TASK BRIEF: With respect to the word "Setting", report how many lines of the following listing include it. Give nothing but the number.

GIVEN RECORDS:
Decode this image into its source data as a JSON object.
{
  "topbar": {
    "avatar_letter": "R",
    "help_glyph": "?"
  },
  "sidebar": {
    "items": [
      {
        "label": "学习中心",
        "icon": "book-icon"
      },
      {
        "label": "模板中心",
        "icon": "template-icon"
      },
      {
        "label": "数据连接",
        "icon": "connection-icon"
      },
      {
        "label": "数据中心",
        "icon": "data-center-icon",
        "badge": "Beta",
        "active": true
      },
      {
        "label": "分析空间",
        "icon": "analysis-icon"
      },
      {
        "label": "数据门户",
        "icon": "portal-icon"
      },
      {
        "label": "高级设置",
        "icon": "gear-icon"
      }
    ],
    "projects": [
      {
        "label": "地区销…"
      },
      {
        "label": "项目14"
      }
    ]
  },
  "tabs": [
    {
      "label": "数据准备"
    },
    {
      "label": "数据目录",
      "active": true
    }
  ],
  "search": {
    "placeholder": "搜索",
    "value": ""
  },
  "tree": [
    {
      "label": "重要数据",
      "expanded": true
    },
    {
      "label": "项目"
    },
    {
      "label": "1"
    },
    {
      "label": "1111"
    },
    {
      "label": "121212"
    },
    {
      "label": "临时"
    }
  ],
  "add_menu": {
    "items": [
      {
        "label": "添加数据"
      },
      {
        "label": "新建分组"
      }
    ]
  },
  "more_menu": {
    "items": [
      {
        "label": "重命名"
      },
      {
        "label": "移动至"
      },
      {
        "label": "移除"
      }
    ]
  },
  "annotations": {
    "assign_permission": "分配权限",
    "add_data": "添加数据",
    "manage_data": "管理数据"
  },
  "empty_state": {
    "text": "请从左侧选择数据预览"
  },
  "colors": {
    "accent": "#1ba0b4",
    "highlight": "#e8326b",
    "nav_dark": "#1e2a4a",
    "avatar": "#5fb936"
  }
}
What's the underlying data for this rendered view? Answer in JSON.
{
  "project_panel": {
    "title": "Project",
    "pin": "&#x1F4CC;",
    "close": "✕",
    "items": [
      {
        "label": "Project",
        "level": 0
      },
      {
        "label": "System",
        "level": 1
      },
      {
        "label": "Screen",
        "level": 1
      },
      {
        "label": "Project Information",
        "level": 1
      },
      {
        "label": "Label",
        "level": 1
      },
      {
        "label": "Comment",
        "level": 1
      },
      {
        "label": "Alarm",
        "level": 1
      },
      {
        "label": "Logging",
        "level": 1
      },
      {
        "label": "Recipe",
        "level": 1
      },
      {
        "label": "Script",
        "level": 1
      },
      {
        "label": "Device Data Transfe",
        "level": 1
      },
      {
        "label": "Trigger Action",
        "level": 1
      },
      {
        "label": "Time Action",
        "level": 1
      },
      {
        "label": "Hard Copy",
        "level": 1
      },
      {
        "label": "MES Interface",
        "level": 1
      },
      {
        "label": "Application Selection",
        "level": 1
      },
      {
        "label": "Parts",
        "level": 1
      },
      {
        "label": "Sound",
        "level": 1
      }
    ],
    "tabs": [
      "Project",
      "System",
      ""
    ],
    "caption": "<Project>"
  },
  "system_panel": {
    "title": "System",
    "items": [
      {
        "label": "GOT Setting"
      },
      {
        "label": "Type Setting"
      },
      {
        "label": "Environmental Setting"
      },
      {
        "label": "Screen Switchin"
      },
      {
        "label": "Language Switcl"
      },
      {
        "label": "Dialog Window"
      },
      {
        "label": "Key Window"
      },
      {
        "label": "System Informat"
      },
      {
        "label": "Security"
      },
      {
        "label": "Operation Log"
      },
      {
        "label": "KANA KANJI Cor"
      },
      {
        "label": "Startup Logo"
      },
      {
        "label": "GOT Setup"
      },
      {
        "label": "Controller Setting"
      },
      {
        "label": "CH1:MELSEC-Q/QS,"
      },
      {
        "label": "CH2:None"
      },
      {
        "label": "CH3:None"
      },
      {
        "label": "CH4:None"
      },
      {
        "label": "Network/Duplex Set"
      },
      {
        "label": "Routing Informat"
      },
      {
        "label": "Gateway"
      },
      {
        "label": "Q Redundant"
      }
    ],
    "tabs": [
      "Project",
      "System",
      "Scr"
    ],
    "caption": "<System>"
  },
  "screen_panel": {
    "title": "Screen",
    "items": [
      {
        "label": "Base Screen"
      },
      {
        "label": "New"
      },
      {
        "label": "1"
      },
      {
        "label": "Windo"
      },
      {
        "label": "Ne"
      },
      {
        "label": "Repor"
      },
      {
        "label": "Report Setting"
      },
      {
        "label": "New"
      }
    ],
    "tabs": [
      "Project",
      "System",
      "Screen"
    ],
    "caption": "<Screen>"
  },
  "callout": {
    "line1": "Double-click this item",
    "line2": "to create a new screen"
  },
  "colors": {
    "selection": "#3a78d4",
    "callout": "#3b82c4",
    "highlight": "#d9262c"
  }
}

WORKED SOLUTION: 5